(Records supplied)

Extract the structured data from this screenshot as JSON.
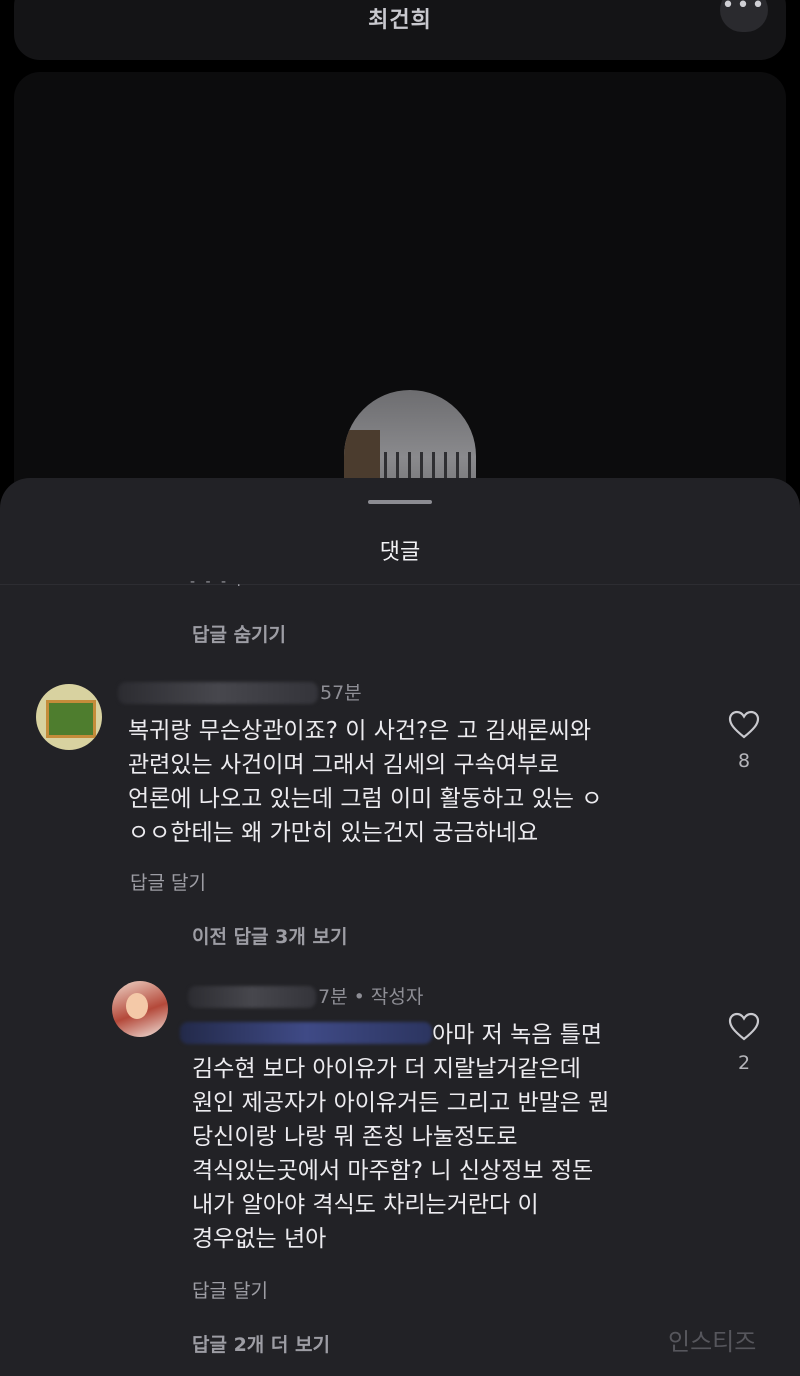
{
  "header": {
    "title": "최건희",
    "more_label": "•••"
  },
  "sheet": {
    "title": "댓글",
    "collapsed_snippet": "- - - .",
    "hide_replies": "답글 숨기기",
    "view_previous": "이전 답글 3개 보기",
    "view_more": "답글 2개 더 보기"
  },
  "comments": [
    {
      "time": "57분",
      "lines": [
        "복귀랑 무슨상관이죠? 이 사건?은 고 김새론씨와",
        "관련있는 사건이며 그래서 김세의 구속여부로",
        "언론에 나오고 있는데 그럼 이미 활동하고 있는 ㅇ",
        "ㅇㅇ한테는 왜 가만히 있는건지 궁금하네요"
      ],
      "reply_label": "답글 달기",
      "likes": "8"
    },
    {
      "time": "7분 • 작성자",
      "lines": [
        "아마 저 녹음 틀면",
        "김수현 보다 아이유가 더 지랄날거같은데",
        "원인 제공자가 아이유거든 그리고 반말은 뭔",
        "당신이랑 나랑 뭐 존칭 나눌정도로",
        "격식있는곳에서 마주함? 니 신상정보 정돈",
        "내가 알아야 격식도 차리는거란다 이",
        "경우없는 년아"
      ],
      "reply_label": "답글 달기",
      "likes": "2"
    }
  ],
  "watermark": "인스티즈",
  "colors": {
    "sheet_bg": "#222226",
    "page_bg": "#000000",
    "muted_text": "#9d9da4"
  }
}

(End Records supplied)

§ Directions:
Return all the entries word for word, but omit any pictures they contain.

§ Task answer:
Extract the structured data from this screenshot as JSON.
{
  "header": {
    "title": "최건희",
    "more_label": "•••"
  },
  "sheet": {
    "title": "댓글",
    "collapsed_snippet": "- - - .",
    "hide_replies": "답글 숨기기",
    "view_previous": "이전 답글 3개 보기",
    "view_more": "답글 2개 더 보기"
  },
  "comments": [
    {
      "time": "57분",
      "lines": [
        "복귀랑 무슨상관이죠? 이 사건?은 고 김새론씨와",
        "관련있는 사건이며 그래서 김세의 구속여부로",
        "언론에 나오고 있는데 그럼 이미 활동하고 있는 ㅇ",
        "ㅇㅇ한테는 왜 가만히 있는건지 궁금하네요"
      ],
      "reply_label": "답글 달기",
      "likes": "8"
    },
    {
      "time": "7분 • 작성자",
      "lines": [
        "아마 저 녹음 틀면",
        "김수현 보다 아이유가 더 지랄날거같은데",
        "원인 제공자가 아이유거든 그리고 반말은 뭔",
        "당신이랑 나랑 뭐 존칭 나눌정도로",
        "격식있는곳에서 마주함? 니 신상정보 정돈",
        "내가 알아야 격식도 차리는거란다 이",
        "경우없는 년아"
      ],
      "reply_label": "답글 달기",
      "likes": "2"
    }
  ],
  "watermark": "인스티즈",
  "colors": {
    "sheet_bg": "#222226",
    "page_bg": "#000000",
    "muted_text": "#9d9da4"
  }
}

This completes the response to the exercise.